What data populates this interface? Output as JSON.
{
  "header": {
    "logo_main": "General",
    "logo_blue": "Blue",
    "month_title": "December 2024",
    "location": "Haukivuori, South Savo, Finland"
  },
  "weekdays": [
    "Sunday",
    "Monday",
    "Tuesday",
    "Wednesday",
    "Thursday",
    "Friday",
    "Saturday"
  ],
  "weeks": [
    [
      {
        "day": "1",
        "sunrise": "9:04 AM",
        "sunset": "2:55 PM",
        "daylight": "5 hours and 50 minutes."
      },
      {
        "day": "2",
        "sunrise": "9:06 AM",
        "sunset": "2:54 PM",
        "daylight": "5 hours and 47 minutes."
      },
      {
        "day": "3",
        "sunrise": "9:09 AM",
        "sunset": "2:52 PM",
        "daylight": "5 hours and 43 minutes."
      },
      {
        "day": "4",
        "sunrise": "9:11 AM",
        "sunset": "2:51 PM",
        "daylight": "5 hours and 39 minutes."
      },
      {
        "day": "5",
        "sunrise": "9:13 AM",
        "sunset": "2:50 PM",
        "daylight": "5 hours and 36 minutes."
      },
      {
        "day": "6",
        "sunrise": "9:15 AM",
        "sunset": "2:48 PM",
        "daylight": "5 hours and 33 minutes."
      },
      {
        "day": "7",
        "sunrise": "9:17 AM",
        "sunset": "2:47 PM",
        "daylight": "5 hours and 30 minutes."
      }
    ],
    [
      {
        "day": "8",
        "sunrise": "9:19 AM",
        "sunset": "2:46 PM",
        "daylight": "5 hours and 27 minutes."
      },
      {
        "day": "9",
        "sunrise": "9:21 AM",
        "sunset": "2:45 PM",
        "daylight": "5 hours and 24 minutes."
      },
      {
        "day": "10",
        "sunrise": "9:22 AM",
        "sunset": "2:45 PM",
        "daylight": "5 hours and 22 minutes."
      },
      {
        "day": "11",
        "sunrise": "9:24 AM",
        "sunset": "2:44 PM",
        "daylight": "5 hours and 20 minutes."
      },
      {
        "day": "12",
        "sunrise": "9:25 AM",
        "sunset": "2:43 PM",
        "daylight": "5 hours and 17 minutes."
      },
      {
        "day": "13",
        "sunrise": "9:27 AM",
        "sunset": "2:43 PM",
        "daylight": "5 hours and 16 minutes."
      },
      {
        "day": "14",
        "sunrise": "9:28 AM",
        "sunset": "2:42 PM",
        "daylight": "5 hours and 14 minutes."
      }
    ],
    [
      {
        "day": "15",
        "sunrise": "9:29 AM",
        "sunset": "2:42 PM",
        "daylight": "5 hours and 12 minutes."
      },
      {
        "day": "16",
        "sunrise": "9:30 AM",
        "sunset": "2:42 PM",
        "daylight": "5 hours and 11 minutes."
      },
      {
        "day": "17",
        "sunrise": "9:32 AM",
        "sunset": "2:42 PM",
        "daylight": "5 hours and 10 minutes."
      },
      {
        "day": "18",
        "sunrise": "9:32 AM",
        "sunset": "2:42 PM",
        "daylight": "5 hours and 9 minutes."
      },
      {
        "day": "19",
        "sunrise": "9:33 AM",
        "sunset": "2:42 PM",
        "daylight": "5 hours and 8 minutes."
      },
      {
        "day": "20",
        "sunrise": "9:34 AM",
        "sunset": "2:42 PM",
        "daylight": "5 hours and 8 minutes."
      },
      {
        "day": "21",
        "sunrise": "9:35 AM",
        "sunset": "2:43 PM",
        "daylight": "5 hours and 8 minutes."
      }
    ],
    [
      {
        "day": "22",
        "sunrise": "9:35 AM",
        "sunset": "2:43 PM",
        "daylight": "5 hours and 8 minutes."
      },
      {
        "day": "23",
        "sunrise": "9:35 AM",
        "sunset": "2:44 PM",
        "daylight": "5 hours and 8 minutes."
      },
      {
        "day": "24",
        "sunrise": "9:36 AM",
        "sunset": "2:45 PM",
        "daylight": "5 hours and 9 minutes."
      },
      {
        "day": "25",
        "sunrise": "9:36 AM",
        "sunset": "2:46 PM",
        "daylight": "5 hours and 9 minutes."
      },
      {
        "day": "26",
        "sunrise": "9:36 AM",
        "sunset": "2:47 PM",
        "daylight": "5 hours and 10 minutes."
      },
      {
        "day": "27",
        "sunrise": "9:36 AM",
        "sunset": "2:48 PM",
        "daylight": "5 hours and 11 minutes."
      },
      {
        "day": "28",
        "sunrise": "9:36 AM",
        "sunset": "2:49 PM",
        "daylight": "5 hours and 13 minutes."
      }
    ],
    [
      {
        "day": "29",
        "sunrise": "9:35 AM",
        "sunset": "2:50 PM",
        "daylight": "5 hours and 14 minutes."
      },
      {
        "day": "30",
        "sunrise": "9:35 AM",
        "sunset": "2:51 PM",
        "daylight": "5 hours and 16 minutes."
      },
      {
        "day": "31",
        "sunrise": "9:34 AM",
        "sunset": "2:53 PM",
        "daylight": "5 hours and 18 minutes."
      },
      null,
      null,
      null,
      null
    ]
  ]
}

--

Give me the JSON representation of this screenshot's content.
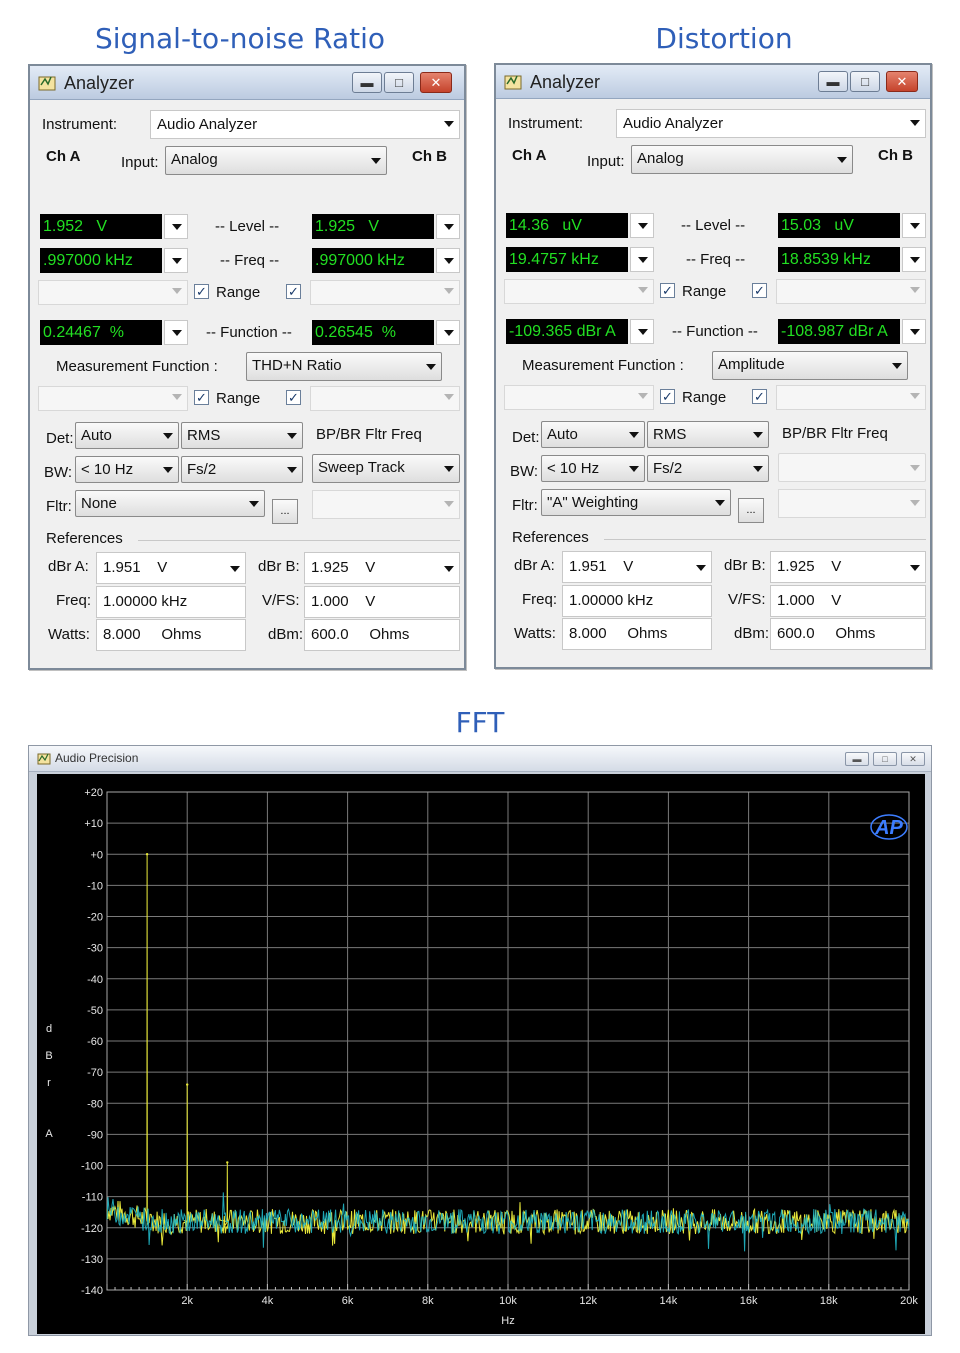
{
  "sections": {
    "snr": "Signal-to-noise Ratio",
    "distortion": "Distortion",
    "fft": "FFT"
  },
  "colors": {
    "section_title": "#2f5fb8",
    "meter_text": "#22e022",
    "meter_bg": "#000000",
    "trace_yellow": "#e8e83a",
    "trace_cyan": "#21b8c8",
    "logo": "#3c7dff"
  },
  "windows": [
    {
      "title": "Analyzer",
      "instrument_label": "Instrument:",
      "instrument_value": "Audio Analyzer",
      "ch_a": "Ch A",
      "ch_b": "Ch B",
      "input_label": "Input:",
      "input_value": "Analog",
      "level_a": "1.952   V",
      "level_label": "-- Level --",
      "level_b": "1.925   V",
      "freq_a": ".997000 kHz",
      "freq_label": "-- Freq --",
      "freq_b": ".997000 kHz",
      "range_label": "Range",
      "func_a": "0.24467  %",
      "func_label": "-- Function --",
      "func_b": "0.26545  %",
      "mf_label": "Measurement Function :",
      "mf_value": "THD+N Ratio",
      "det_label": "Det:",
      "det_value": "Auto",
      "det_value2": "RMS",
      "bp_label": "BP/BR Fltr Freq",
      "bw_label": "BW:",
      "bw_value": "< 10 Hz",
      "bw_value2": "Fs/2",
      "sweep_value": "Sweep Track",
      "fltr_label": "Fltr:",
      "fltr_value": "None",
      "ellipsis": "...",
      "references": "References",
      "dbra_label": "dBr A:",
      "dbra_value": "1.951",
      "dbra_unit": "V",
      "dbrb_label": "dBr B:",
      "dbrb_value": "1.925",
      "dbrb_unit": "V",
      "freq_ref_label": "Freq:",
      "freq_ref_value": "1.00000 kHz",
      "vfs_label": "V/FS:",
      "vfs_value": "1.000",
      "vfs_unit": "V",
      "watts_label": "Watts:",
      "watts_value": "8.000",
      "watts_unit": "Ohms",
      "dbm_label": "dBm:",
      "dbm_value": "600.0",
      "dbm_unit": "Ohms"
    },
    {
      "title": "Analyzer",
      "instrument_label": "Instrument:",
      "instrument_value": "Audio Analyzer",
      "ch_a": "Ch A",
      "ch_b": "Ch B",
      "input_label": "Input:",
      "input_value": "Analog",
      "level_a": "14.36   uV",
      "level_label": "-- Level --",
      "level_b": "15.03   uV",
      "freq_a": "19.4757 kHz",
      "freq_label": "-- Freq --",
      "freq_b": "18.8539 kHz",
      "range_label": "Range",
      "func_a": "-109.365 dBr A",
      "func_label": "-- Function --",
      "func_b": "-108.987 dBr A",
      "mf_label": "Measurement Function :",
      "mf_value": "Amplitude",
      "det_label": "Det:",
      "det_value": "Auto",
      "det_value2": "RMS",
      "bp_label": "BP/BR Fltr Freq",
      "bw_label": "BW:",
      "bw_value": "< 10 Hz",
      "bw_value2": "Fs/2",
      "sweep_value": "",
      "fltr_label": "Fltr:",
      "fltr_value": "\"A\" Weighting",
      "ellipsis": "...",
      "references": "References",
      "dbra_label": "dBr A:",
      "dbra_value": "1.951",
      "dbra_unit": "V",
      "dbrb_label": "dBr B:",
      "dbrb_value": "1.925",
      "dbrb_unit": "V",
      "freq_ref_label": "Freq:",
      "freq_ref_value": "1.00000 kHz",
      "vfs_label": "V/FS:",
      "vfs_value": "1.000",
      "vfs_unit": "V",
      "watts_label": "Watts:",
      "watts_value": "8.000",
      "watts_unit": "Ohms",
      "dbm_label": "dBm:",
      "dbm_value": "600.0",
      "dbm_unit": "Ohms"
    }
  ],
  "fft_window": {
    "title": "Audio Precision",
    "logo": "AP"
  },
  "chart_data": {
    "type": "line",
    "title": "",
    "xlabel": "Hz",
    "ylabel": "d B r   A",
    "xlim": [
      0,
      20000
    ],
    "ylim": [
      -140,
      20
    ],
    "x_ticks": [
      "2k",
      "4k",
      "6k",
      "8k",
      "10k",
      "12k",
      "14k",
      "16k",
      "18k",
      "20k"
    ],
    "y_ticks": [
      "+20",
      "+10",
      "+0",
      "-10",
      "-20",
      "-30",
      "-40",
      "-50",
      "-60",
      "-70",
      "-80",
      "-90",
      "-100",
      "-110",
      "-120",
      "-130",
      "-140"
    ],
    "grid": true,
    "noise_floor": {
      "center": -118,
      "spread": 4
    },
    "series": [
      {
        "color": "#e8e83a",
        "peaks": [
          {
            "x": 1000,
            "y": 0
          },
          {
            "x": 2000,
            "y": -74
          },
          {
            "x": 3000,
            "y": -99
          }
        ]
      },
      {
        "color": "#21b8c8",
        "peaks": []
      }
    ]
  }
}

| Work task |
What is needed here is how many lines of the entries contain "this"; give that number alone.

| Result of the task |
2